Rules, rules, rules. Don’t they know we’re MUSICIANS, man? We gotta do what we gotta… Oops, sorry. Your writer was flashing back to a decade so hip he doesn’t even remember which one it was. The subject is orchestration and arranging, and the rule for today is, “Avoid muddy sounding arrangements by observing low interval limits.” This is particularly important to those of you who have invested in huge orchestral sample libraries and are frustrated to find your arrangements sound “growly” instead of “lush.”
The basic principle is simple: if you have a bunch of instruments playing low notes at the same time, things will sound very murky. For example, if the bass violins are pounding out their lowest E and F notes (theme from “Jaws”), adding a tuba or contrabassoon playing G1 and A1 will sound muddled – the difference in frequencies is just too close. In general, if you space your orchestral chords with wider intervals on the bottom and smaller ones on top, they will sound more balanced. In much classical music you’ll find, for instance, that the cellos are often simply doubling the bass part one octave higher – always a safe distance away.
Fortunately, orchestrators through the years have formulated a Low Interval Limit list, which identifies the lowest pitches that can sustain each musical interval.
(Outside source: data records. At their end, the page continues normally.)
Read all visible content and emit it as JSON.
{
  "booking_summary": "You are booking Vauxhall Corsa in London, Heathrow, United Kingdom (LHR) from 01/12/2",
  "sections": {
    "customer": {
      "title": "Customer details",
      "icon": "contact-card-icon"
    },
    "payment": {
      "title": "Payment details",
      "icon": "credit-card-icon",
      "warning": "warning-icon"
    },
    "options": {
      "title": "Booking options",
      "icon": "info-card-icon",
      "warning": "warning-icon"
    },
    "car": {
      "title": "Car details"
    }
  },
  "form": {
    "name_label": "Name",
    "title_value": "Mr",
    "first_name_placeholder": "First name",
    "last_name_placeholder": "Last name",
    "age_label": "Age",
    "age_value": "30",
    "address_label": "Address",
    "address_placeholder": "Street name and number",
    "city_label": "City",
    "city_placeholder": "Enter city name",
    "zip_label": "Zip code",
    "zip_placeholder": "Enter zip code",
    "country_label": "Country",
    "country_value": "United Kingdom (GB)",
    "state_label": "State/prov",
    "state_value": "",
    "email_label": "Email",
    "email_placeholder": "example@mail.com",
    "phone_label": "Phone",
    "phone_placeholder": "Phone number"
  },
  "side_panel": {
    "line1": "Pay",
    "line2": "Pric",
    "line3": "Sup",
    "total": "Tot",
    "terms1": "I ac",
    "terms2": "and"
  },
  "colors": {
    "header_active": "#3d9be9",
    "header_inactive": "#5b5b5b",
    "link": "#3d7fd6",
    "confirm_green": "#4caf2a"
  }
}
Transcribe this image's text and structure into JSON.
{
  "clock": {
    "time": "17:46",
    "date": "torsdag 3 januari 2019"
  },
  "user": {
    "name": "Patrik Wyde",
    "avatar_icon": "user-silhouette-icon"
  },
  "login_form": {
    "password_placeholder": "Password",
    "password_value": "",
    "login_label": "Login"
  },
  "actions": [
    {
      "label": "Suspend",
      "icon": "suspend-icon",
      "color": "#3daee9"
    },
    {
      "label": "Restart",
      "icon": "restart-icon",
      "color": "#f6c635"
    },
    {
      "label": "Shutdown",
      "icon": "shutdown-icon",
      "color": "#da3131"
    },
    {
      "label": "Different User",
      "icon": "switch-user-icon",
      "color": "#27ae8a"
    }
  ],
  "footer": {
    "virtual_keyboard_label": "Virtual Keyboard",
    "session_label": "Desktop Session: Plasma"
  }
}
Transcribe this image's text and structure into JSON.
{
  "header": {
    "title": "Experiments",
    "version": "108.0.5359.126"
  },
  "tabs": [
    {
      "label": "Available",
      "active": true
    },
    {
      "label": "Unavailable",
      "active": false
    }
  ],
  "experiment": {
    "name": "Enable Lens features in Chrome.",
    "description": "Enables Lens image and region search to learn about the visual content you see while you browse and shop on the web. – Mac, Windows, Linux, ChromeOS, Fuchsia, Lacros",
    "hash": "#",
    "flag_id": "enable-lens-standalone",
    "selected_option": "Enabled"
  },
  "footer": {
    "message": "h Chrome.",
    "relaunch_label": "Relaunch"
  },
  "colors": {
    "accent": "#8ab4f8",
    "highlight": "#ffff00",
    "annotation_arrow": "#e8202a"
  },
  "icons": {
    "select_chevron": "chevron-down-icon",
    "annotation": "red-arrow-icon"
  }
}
Check out today’s Word for the Day entry for more on this.
Here are some specifics to get you thinking in this manner. Consider Middle C to be “C3.” If you want to include a major third in your chord (a basic element of a major triad), the lowest pitches that can effectively play it are B1 (an octave plus a half step below Middle C) and D#2. A much wider interval – say, a major seventh – can be built around a pitch as low as F1 and be clearly defined. Note that the tritone (augmented fourth/diminished fifth) is so recognizable that it can be played very low and still hold up.
This applies to all sections of the orchestra (or to your dance track, for that matter). Each section – woodwinds, brass, and strings – is constructed much like a vocal choir, with soprano, alto, tenor, and bass instruments. So pay attention as you score music for basses, tubas, and bassoons against cellos, trombones, and clarinets.
Musical rebels out there, understand that we’re not saying, “Don’t do this.” We’re just pointing out that if you DO break the Low Interval Limit guidelines, it will sound a certain way.